I Make You Smile
and you give back so much!
And this reminds me to write an entry about blog awards… with their pros and cons – particularly why you should be careful with some of them. This will not be just an SEO perspective. It also has something to do with community and relationships.
Awards: Handle With Care
Some of the awards (I do not mean now the “You Make Me Smile” award and particularly I do not doubt Kim’s intentions – go forward to the pros and you will see what I am talking about) were created as a subtle method to gain links from other sites. They are “link bait” in disguise. And you have to be really careful when you display them on your website/ web blog, particularly when they come from people you don’t know and especially when they seem to appear out of the blue and have nothing to do with you or what you do.
We don’t talk too much about those little artworks and graphics we display on our sites with pride every once in a while. Maybe we should, because you see, receiving a “blog award” is not always a reason to celebrate and reciprocate. I could give you a long list of cons, but I will reduce it to five important points.
- Blog awards might be the cause behind search engines penalties and technorati penalties – as they are seen by both the SE and technorati as “linking schemes.” With all the linking scandals and with rumours amok that Google might even be manually penalizing link spamdexing (especially paid links, but who knows what they are up to next!) we should really handle link exchanging with care.
- The site giving you an award might be a spam site, a penalized site, a scrapper site, a MFA (made for AdSense) site or anything similar that is under Google surveillance. You do not want to take a risk like this with a link back to such a site. Call it guilt by association, but once you link to a spammer, you, in effect, approve the spammer and…you become a spammer. Remember: Google shows no mercy. So take a careful look at the site that gives you the award. Look at every page and if you see anything that raises suspicion, do not link back! Save the award image on your own server and link to that location if you care that much about showing an award no one really cares about. If you do link back, check out that link once a week. They may be setting you up for a future spam attack, so be warned!
- Meme-type blog awards usually send out two link votes : one to the blogger that nominated you and one to the creator – because the image source leads usually to the original source of the award. In theory, it’s good to know where the award really comes from, but are you sure you want to give a vote to that site? Are you sure you want to associate your name with it? Sometimes you just have to bury your pride to stop your site from being deep-sixed.
- Blog awards can make your site look messy and unprofessional, especially when they do not match the site’s theme, color scheme and design.
- Using blog awards on private blogs is not that bad, but displaying them randomly on business blogs will seriously affect your credibility. Why? Because they are usually unrelated to your business, they lead your visitors to sites of questionable value. They are there to pet your ego and don’t usually add value for the users.
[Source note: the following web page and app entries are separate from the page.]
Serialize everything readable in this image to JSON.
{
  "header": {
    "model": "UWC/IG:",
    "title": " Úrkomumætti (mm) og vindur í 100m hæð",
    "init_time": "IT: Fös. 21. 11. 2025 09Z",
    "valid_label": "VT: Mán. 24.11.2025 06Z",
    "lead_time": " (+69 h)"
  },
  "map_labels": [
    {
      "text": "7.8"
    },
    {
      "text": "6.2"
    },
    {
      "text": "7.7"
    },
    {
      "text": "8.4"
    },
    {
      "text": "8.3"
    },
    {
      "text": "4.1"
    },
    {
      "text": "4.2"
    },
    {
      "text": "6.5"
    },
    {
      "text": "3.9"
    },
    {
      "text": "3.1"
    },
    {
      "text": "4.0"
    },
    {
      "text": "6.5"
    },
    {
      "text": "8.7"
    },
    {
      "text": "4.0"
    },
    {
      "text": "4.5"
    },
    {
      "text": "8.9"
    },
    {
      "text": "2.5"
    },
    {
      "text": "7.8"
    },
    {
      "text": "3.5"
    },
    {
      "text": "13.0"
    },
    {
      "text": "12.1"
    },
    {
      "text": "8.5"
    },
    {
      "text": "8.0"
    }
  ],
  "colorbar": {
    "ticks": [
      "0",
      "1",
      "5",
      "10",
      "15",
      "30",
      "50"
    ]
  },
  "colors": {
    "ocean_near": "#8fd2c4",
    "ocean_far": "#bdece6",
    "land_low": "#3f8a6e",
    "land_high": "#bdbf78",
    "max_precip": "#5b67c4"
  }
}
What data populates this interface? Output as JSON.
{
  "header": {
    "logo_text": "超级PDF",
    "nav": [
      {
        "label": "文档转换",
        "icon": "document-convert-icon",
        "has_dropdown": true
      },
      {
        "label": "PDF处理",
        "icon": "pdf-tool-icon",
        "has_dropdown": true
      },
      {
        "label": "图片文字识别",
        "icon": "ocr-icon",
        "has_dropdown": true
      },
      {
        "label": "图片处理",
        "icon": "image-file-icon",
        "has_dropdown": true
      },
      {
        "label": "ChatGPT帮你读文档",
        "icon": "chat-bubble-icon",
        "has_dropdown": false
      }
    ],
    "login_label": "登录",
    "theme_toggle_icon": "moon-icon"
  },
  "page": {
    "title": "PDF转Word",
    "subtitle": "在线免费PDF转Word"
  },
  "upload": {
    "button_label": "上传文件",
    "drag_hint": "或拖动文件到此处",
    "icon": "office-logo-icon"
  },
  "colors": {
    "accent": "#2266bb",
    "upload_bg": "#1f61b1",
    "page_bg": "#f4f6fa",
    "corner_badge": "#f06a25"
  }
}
It’s not all about cons. In the blogosphere, these awards have a social role too, especially among amateur bloggers. They do not care about your high business standards and they ARE YOUR READERS too. If they choose to show their admiration through a blog award, it’s your social duty to respond and take the award as it came: from the heart.
Meme-type blog awards have more social pros than SEO pros.
- Most of them are a genuine sign of admiration and respect - especially when they come from your faithful readers and your online friends.
- They create buzz about you and your blog (especially when a trustworthy blogger like Kim decides to introduce you to her readers) and give you valuable, relevant traffic.
- They remind you to go back to your friend’s (reader’s) blog and see what’s new. For example, I have no idea when Kim changed the design on her blog, so obviously I needed a reminder to go visit.
- They make a great communications bridge – people love seeing they received an award and they will come to say “thank you”, link back to you (as long as they don’t read my cons) and so on.
- They make you smile… (I needed this last point for symmetry).
And now, to Mig’s personal pointers. Remember, these are just my tips. Take them as personal opinions and do as you please.
- If you are to display awards on your pages, display one award at a time, in separate entries. Do not transform your blog into a confusing showcase of animated gifs and graphics, with no continuity in topic, style, color, design. Make each award topic specific and that will increase the SEO value of your entry, and help you rank even for the link love you give… because the keywords you use in that link will also be topic specific.
- If you don’t want to link back to the site that gave you the award, don’t! Linking back should not be mandatory.
- If you create an award do not force people to copy a code from your site and paste it into the code of their sites “as is”. Every webmaster has the right to change code to ensure that his/her site remains standards compliant.
- Also, if you give an award, do as Kim did: be specific. Tell exactly why you are giving it. After all, when you give away that award, you’re telling your readers: “Look, this is a site I approve of. This is a blogger I really like.” Don’t disappoint your readers.
- If you really want to show your appreciation, it’s better link to entries you really like than giving away an award people will probably ignore.
Before You Ask for that Link, Know I’m a Relationship Blogger- Liz Strauss
Dear Emperor: A Test for Your Next Link Post - Liz Strauss… again
Why You Want To Link To Other Blogs – Dawud Miracle
Are You Abusing and Misusing Tags? – Lorelle VanFossen
On Linking Ethics – Richard Nokes